- [Instructions to follow] Which lines of the listing hold the string "data"? Copy those lines.

- [Listed records]
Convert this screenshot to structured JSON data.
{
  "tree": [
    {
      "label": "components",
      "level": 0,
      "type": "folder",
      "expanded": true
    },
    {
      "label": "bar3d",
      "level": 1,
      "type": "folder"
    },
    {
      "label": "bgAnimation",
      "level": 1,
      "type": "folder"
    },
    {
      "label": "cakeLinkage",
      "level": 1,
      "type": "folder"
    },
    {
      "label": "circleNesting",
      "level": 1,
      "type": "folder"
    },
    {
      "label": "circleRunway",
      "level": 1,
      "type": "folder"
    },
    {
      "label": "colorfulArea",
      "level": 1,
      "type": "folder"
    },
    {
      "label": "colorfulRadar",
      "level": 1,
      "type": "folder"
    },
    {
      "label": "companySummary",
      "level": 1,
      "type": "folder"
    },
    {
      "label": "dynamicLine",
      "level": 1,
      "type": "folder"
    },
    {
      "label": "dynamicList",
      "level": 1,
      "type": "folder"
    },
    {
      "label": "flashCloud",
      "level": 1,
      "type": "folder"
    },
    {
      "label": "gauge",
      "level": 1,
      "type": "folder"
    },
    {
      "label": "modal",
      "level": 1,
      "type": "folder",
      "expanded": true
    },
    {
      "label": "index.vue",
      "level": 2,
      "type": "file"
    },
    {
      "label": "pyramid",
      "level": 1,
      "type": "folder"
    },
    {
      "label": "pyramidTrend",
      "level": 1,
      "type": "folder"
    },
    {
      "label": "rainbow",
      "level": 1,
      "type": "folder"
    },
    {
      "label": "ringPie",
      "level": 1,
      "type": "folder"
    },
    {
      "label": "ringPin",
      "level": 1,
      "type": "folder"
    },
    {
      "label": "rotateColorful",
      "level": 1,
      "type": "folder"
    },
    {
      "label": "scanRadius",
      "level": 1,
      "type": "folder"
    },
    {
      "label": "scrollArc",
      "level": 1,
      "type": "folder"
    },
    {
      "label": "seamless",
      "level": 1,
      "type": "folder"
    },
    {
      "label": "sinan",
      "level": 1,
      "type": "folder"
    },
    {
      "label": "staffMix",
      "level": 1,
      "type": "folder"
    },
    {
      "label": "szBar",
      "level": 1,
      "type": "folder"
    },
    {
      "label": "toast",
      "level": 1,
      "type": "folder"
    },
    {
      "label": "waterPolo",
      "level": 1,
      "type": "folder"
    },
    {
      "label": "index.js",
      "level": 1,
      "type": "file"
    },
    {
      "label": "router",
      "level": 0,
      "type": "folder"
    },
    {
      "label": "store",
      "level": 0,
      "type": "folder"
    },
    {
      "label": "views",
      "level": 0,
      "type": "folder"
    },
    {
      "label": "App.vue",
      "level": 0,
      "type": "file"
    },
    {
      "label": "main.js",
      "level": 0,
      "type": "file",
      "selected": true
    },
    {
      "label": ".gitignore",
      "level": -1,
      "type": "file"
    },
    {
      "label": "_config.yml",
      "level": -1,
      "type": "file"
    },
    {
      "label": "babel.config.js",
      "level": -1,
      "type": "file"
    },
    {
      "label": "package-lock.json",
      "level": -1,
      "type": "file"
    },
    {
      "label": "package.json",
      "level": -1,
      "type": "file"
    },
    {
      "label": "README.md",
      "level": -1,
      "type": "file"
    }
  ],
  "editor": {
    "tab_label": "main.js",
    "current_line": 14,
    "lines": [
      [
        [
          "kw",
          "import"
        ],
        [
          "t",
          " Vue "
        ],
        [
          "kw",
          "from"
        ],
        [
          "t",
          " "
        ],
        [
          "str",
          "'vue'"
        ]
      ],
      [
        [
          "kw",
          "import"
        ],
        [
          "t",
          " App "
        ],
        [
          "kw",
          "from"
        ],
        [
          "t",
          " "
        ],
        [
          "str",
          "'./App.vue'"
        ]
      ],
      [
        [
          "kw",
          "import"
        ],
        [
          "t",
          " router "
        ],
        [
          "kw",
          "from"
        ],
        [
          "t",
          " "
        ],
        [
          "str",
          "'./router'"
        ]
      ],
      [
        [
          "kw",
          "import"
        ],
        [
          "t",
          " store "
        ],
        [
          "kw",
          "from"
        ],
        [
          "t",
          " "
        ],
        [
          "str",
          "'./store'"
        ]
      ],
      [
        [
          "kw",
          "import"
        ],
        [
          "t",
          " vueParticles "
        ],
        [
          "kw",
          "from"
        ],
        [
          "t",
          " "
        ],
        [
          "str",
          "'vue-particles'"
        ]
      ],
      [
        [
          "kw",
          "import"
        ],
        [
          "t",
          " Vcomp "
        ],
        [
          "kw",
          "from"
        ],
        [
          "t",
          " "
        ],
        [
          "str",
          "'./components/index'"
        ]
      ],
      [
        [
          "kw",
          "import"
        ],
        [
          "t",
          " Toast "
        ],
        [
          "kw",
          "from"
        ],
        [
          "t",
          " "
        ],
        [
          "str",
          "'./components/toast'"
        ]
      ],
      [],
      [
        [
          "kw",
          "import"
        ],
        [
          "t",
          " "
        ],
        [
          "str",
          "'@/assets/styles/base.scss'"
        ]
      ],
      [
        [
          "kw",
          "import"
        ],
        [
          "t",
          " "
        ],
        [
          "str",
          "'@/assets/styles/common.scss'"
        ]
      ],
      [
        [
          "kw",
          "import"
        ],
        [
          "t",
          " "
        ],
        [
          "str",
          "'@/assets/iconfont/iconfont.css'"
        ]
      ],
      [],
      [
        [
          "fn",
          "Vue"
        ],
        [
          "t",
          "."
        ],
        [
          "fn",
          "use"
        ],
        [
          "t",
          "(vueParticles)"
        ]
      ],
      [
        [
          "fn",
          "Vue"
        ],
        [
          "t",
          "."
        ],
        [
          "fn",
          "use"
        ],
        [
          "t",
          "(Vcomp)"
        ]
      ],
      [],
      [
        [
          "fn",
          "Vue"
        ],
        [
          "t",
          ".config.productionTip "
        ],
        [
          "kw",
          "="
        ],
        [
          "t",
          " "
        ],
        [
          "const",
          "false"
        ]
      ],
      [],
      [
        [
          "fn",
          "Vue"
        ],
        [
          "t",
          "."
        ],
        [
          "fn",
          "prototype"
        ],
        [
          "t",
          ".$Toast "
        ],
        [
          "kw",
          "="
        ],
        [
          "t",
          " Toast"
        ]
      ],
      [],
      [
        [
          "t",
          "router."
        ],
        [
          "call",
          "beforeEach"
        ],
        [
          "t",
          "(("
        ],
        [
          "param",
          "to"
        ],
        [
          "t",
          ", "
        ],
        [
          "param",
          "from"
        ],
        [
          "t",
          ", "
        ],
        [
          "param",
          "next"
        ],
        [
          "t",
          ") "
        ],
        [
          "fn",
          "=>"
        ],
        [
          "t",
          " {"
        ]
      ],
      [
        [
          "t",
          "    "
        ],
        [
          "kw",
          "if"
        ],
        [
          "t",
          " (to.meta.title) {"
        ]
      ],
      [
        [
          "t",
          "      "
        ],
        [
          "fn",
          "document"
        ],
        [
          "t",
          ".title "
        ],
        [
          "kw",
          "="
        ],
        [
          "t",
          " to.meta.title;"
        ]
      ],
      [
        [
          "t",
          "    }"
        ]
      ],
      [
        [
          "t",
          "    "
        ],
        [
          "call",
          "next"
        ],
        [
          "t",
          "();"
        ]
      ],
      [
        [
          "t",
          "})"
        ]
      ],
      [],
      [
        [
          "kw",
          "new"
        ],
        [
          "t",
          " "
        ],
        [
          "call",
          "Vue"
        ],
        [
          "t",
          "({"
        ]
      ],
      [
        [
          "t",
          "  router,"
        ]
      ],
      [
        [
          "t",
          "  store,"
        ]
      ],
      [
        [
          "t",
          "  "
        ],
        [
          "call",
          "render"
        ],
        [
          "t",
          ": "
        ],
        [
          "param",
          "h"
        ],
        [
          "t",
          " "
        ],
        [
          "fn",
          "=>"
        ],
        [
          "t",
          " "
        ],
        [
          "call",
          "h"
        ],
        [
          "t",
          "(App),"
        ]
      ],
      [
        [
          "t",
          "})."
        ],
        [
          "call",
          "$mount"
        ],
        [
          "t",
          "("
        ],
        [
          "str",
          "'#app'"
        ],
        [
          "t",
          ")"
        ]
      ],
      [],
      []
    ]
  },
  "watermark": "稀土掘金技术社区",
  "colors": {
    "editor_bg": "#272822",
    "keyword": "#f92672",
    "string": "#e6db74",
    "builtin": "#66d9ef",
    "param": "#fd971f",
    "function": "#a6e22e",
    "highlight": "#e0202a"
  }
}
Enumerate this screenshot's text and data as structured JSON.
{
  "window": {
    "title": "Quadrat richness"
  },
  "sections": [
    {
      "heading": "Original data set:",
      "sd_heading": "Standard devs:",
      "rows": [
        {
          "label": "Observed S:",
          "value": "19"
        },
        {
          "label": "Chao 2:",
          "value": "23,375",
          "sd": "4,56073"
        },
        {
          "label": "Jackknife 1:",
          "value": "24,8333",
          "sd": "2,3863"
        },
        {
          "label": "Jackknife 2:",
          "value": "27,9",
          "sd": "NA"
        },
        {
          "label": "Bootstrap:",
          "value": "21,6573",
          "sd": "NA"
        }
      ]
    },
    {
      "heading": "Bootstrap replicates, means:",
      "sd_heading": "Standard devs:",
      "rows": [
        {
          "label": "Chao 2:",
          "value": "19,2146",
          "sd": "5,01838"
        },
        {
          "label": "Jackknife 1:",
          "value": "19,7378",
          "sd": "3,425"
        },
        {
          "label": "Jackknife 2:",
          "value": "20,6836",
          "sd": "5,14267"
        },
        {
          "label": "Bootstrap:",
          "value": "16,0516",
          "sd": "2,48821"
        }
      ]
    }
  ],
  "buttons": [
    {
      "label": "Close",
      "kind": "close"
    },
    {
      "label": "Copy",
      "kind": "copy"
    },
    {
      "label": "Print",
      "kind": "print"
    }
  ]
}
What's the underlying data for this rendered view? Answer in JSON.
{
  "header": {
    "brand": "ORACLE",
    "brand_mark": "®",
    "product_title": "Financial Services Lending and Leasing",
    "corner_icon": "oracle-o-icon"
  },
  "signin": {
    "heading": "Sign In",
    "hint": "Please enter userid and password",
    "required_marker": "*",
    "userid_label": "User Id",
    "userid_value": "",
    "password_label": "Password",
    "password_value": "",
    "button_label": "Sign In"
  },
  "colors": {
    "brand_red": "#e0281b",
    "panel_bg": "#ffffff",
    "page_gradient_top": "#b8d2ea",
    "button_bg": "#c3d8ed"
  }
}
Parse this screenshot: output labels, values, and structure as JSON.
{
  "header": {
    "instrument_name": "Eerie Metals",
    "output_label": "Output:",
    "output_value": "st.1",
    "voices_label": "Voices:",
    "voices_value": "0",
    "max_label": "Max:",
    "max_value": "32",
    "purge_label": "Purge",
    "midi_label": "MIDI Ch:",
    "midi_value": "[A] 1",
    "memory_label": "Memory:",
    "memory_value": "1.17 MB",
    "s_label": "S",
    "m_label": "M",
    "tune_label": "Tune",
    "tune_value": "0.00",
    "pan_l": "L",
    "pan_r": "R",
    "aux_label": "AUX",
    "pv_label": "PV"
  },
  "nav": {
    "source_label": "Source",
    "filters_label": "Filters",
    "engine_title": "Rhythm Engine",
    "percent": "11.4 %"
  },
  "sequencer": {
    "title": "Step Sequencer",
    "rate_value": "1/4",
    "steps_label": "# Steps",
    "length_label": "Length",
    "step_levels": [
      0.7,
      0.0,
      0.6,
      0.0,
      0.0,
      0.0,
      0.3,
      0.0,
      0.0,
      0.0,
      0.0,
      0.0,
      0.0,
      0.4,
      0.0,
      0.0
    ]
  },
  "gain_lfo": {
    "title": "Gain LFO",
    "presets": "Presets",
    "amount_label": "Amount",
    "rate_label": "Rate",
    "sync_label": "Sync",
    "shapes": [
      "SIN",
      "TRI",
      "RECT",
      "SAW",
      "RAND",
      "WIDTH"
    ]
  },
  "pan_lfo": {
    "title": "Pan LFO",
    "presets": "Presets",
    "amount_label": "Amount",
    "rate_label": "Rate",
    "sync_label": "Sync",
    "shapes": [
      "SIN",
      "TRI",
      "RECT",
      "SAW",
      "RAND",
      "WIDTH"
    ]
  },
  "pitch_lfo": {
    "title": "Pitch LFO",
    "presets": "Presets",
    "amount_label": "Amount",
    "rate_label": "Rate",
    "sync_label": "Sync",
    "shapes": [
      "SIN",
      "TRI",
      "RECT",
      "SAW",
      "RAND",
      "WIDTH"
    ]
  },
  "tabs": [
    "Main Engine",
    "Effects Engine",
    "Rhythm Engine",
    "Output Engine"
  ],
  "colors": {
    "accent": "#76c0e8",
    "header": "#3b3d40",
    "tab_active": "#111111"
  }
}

- [Solution]
Convert this screenshot to structured JSON data.
Enumerate this screenshot's text and data as structured JSON.
      "heading": "Original data set:",
What's the underlying data for this rendered view? Answer in JSON.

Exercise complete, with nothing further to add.